In 2022, we introduced wool certified by NATIVA™. Every step of the supply chain from farm to brand is certified under the NATIVA™ Protocol. This ensures high levels of animal welfare, farmland-management and the socio-economic welfare of farmers and their communities. 

The majority of our NATIVA™ wool comes from farms that take a regenerative approach, focusing on enhancing local ecosystems and strengthening the health, vitality and fertility of farm soil. We want to increase and expand the use of regenerative practices across our lines.




We are deeply committed to our Animal Sourcing Principles that demand care and respect for the animals in our material supply chains. Our Principles are based on the internationally recognised ‘Five Freedoms’ for animal welfare. They are a must for all our suppliers to ensure that we do not knowingly use any material or process in our products that inflicts suffering on animals or has a negative impact on biodiversity.
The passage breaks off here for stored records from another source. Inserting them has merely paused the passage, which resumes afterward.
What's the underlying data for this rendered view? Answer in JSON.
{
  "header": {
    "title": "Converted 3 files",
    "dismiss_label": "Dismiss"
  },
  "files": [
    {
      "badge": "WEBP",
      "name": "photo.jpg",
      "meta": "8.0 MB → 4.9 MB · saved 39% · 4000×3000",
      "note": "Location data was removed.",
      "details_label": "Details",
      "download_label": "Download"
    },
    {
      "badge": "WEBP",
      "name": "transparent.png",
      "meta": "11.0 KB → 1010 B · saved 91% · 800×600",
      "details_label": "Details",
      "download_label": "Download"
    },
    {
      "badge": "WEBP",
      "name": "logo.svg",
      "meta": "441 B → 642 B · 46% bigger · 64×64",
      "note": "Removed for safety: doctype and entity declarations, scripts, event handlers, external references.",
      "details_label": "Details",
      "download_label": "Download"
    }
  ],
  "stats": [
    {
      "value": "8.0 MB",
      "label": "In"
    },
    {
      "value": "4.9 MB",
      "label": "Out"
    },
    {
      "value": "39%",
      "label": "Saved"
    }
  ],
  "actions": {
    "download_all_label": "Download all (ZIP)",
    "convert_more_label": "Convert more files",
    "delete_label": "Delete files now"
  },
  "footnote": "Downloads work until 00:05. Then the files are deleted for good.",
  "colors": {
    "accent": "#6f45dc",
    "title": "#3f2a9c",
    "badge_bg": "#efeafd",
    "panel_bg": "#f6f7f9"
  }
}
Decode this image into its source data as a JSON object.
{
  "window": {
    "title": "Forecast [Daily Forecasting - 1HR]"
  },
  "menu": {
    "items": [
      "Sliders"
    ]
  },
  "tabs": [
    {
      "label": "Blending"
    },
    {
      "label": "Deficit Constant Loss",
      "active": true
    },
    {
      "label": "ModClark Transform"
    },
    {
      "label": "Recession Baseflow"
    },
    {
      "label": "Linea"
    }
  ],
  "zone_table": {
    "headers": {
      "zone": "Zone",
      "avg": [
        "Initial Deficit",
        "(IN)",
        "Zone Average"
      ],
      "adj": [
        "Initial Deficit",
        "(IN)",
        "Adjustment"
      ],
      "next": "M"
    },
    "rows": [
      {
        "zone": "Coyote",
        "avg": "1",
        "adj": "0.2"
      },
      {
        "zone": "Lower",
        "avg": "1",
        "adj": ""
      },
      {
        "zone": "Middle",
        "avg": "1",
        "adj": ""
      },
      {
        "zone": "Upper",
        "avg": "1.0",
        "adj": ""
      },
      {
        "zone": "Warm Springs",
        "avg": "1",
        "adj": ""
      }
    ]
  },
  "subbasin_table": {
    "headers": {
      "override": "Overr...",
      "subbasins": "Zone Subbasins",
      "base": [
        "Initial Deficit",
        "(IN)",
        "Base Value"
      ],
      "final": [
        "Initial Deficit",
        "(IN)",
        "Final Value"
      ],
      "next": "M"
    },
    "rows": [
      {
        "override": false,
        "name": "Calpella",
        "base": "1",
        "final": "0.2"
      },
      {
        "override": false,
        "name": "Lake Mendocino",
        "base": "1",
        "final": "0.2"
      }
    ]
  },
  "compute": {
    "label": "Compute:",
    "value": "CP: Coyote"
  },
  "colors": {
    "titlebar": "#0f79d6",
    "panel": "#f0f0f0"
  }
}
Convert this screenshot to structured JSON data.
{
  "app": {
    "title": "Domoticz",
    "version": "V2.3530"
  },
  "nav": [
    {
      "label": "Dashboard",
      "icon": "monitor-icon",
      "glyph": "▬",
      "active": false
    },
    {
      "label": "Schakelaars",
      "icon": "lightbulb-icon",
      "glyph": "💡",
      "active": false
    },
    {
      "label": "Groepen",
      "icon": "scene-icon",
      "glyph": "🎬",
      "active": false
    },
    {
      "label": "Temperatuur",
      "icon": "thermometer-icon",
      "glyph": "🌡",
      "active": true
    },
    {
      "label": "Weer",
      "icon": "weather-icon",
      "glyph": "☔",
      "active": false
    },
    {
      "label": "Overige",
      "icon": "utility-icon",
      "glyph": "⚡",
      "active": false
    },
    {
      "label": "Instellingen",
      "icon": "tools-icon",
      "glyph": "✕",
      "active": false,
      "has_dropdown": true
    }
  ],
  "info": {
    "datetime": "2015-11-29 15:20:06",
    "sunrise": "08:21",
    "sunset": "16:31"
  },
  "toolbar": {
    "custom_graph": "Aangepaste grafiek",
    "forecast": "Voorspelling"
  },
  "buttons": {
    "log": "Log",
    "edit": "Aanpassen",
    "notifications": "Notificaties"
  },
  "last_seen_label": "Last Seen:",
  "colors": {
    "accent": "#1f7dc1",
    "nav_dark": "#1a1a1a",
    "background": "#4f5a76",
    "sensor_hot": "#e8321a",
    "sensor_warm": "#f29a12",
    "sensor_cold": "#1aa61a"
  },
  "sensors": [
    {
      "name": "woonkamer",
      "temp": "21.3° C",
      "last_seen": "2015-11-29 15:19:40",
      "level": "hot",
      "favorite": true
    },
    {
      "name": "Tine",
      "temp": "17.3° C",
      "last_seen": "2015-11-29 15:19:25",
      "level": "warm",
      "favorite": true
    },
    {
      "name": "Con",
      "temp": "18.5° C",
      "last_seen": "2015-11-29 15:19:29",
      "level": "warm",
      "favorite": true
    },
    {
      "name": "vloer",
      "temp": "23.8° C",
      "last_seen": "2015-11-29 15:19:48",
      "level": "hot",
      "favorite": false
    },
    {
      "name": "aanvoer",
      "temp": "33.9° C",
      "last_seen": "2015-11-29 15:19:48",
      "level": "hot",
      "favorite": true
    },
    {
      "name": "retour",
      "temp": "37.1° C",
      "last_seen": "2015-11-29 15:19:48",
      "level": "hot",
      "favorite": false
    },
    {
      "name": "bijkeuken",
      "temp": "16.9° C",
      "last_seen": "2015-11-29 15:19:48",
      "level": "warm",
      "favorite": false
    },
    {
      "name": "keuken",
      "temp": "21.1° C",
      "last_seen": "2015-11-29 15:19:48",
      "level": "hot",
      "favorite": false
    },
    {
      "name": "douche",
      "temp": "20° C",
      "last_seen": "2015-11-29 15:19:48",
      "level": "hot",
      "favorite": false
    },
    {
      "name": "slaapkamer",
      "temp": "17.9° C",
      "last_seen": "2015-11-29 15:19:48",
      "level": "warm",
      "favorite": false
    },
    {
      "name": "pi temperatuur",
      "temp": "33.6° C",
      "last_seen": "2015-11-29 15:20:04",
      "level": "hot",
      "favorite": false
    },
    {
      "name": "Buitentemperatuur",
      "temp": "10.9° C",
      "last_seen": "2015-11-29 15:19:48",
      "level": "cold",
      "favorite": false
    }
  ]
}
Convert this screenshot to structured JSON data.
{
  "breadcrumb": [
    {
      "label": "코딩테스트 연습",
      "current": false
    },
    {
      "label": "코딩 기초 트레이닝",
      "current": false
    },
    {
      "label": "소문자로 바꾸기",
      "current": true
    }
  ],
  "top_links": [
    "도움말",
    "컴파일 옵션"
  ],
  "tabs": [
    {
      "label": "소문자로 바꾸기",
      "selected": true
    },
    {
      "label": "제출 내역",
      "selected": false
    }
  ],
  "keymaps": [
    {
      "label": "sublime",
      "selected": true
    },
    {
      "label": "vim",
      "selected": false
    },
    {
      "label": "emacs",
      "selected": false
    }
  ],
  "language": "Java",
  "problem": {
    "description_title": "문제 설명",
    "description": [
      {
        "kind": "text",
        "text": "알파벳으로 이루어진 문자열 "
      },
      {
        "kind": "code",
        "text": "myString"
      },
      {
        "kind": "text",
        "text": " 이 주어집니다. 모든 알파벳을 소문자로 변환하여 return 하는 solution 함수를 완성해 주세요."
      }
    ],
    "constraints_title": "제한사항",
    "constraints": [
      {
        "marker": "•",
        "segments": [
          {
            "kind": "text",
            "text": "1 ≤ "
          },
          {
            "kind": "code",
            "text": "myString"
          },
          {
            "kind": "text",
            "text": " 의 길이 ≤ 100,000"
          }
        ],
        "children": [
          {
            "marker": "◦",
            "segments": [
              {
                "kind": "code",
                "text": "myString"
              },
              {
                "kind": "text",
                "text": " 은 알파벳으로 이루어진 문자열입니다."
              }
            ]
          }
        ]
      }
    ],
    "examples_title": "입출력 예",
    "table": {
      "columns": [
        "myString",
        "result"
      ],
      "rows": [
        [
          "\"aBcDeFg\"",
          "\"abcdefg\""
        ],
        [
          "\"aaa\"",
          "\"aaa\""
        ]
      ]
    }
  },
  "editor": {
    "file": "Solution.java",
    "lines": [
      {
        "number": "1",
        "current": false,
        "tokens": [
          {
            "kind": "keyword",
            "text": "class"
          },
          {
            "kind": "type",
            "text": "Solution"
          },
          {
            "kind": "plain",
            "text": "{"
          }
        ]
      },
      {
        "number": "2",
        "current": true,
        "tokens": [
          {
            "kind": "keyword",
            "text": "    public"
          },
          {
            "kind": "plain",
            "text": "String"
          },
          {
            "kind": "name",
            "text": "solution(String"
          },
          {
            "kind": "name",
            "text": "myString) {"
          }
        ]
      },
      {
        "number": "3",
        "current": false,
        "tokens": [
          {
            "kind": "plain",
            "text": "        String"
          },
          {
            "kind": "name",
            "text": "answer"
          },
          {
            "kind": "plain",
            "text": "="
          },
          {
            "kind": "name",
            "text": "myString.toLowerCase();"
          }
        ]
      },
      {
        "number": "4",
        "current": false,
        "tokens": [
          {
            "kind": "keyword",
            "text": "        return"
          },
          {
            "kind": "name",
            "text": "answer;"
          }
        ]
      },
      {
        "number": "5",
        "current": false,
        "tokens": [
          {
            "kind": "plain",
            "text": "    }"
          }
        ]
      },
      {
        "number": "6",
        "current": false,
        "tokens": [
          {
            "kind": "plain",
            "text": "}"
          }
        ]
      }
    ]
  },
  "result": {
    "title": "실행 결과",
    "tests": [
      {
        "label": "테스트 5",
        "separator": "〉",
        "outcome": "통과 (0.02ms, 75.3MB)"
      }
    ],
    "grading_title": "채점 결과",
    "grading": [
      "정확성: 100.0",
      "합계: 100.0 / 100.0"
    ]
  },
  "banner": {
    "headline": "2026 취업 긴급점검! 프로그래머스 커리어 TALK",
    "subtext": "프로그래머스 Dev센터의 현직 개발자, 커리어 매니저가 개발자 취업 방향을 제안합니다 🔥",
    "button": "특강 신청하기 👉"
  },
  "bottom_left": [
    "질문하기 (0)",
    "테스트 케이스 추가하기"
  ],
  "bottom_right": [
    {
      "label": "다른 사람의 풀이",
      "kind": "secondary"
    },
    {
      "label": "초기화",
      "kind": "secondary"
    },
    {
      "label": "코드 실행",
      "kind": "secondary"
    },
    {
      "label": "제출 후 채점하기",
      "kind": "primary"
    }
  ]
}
We do not currently use any real animal leather in our clothing collections, but we do use it for our shoes, bags and small leather goods for its quality and durability.

We require all leather in our products to come from farms with high animal welfare standards. However due to industry-wide concerns about animal welfare, deforestation and hazardous chemicals used in leather processing, we are reducing the use of new virgin leather in our accessories.

The alternatives to real animal leather we accept include, but are not limited to, recycled polyester, part bio-based PU leather or, for our footwear ranges, innovations such as bamboo and apple fibres.
We continue to explore alternative materials – such as cactus leather, apple leather, cotton canvas, wool and recycled synthetics – in an effort to reduce the amount of leather we use overall.

Where we cannot replace leather, we aim for Leather Working Group (LWG) certification, as this gives us assurances about our tanneries’ environmental performance and traceability capabilities.


Silk is a key feature for our Bridal & Couture collections and peace silk is used for a select number of styles. Also known as Ahimsa silk, it is produced slowly according to the natural cycle of the silkworm, allowing them to hatch as butterflies from their cocoons before the silk is collected.


The mother of pearl used in our jewellery is sourced from Lumea, one of the only sustainably managed fisheries in the world, overseen by the New Zealand Ministry for Primary Industries. Lumea's harvesting practices are in line with local heritage and laws put in place to protect complex ecosystems against overfishing and exploitation of the seabed.



We have been working to eliminate all virgin synthetic fibres from our products and these now make up less than 30% of the materials in our mainline Ready-to-Wear collection.

All fully synthetic materials in our Mainline Ready-to-Wear collection are 100% recycled. Our preferred certification for recycled synthetic fibres across all product categories is the Global Recycle Standard (GRS).

Our goal is to substantially increase recycled synthetics where we are unable to eliminate virgin synthetic materials.

In our jewellery, we have continuously switched from plastic and resin-based pearls to glass pearls and will continue to work towards replacing all virgin plastic in future collections.

While using recycled synthetic materials is good for tackling textile waste, microfibre shedding occurs from washing them so we aim to only use recycled synthetics for garments and accessories that do not require frequent washing and care. We are following research and innovation closely in hope and anticipation of an industry-wide set of protocols for addressing microfibre pollution.



All sterling silver in our jewellery collection is from certified recycled sources. Silver scrap metal from the jewellery manufacturing industry is repurposed by our supplier Umicore in Thailand, who are members of the Responsible Jewellery Council and have been accredited by the LBMA (London Bullion Market Association). We are currently testing the feasibility of switching to recycled alternatives for the other metals used in the collection.